Religion was a flourishing entity among society and politics both in Colonial America and Great Britain. It gave way to righteousness for a certain cause at that time or a way to assure leadership was valid among citizens of that particular country most commonly amid the Monarch rule over Great Britain and and later Parliament. Religion had a great power of influence over the people and the way they thought about the future of their country, in particular, Colonial America and the justification of the American Revolution against England. Regarding documents from key revolutionary figures and Sermons both hailing and denouncing the Revolution, and the ideas Americans had as religion being a rationale of their pursuits, only then can religion
When people think about who shaped early America, they often imagine George Washington, Ben Franklin, or Thomas Jefferson. While these founding fathers did shape America, an earlier group of settlers who impacted how American was formed were the puritans. After settling in New England, the puritan’s ideas and beliefs shaped how their were societies formed and their interactions with others.
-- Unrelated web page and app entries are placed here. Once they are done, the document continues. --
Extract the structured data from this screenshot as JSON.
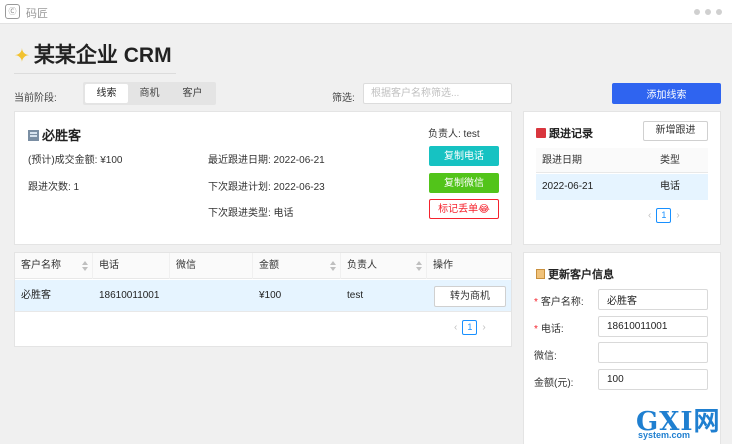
{
  "app": {
    "name": "码匠"
  },
  "page": {
    "title": "某某企业 CRM"
  },
  "stage": {
    "label": "当前阶段:",
    "tabs": [
      {
        "label": "线索",
        "active": true
      },
      {
        "label": "商机"
      },
      {
        "label": "客户"
      }
    ]
  },
  "filter": {
    "label": "筛选:",
    "placeholder": "根据客户名称筛选..."
  },
  "add_button": "添加线索",
  "client": {
    "name": "必胜客",
    "owner": "负责人: test",
    "deal_amount": "(预计)成交金额: ¥100",
    "follow_count": "跟进次数: 1",
    "last_follow": "最近跟进日期: 2022-06-21",
    "next_plan": "下次跟进计划: 2022-06-23",
    "next_type": "下次跟进类型: 电话",
    "buttons": {
      "copy_phone": "复制电话",
      "copy_wechat": "复制微信",
      "mark_lost": "标记丢单😂"
    }
  },
  "table": {
    "headers": [
      "客户名称",
      "电话",
      "微信",
      "金额",
      "负责人",
      "操作"
    ],
    "rows": [
      {
        "name": "必胜客",
        "phone": "18610011001",
        "wechat": "",
        "amount": "¥100",
        "owner": "test",
        "action": "转为商机"
      }
    ],
    "page": "1"
  },
  "follow": {
    "title": "跟进记录",
    "new_button": "新增跟进",
    "headers": [
      "跟进日期",
      "类型"
    ],
    "rows": [
      {
        "date": "2022-06-21",
        "type": "电话"
      }
    ],
    "page": "1"
  },
  "update": {
    "title": "更新客户信息",
    "fields": [
      {
        "label": "客户名称:",
        "required": true,
        "value": "必胜客"
      },
      {
        "label": "电话:",
        "required": true,
        "value": "18610011001"
      },
      {
        "label": "微信:",
        "required": false,
        "value": ""
      },
      {
        "label": "金额(元):",
        "required": false,
        "value": "100"
      }
    ]
  },
  "watermark": {
    "text": "GXI网",
    "sub": "system.com"
  }
}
Puritan ideas and values influenced political, economic and social development by creating a closed and strict society based on religious beliefs, which ultimately lead to the formation of successful colonies. The puritan religion originated with John Calvin, who believed that from birth humans were predestined by God to go to either heaven or hell,